Merriam-Webster Online offers eight different definitions of adland's latest buzzword - among them, "a hostile encounter between military forces".

However, Joe Plummer, chief research officer of the Advertising Research Foundation last month coined a more ad-friendly meaning: "Engagement is turning on a prospect to a brand idea enhanced by the surrounding context" [WAMN: 23-Mar-06].

Whatever the nuts and bolts of that definition - yet to be thrashed out - one thing is certain beyond doubt.

'Engagement' is advertising's 21st century Philosopher's Stone, sought by the world's largest marketers, their agencies and media entourages - all poised to emulate the patronage lavished on alchemists by medieval princes.

The new alchemy got off to a rousing start earlier this week at the annual conference sponsored by New York-headquartered IAG Research, with worshippers from the four corners of adland genuflecting at the altar of Engagement.

Among them was David Marans, former MindShare research chief, now evp at IAG, who assured delegates that ad effectiveness is directly related to program engagement.

Ratings, opined Marans, are not the be-all and end-all of determining a TV program's efficacy. He cited the Olympics ratings on NBC as an example.

While these were underwhelming, engagement levels were high, suggesting that ten ratings points during Olympics broadcasts might have been the engagement equivalent of 14 points during another program on another network.

A groundswell of consumer research is now under way to determine the extent and quality of engagement.

Mediamark Research, for example, announced it will begin to survey consumers on how they use media, where they are when they use it, what else they are doing at the time and how focused they are while using a particular medium.

A new telephone survey, branded MediaDay, will be conducted among US consumers aged 18-plus. The initial sample will be 8,000 strong, with 5,000 consumers surveyed each subsequent year.

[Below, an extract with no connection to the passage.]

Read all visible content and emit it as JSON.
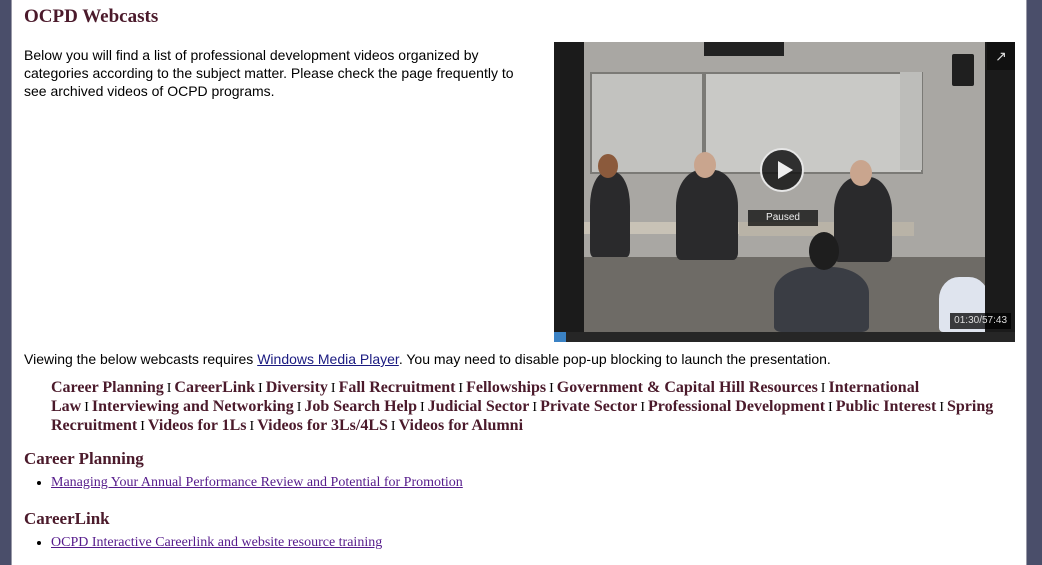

Dave Poltrack, president of CBS Vision, told delegates that the network uses engagement research to help it determine its schedule lineups. He reiterated his long-held belief that it is poor practice to determine a program's pricing solely by counting its audience within age groups. "Adding program attentiveness would improve that," he said.

The clientside view is much the same. Merck director of media and metrics Mike Kleha, is an enthusiastic user of engagement research, aiming to get as close to reality as possible.

Citing upfront deals struck last year with Court TV and The Weather Channel, Kleha got rhetorical: "Do I want to reward networks for value that goes beyond the rating point?" he asked. "Absolutely."

Data sourced from AdAge (USA); additional content by WARC staff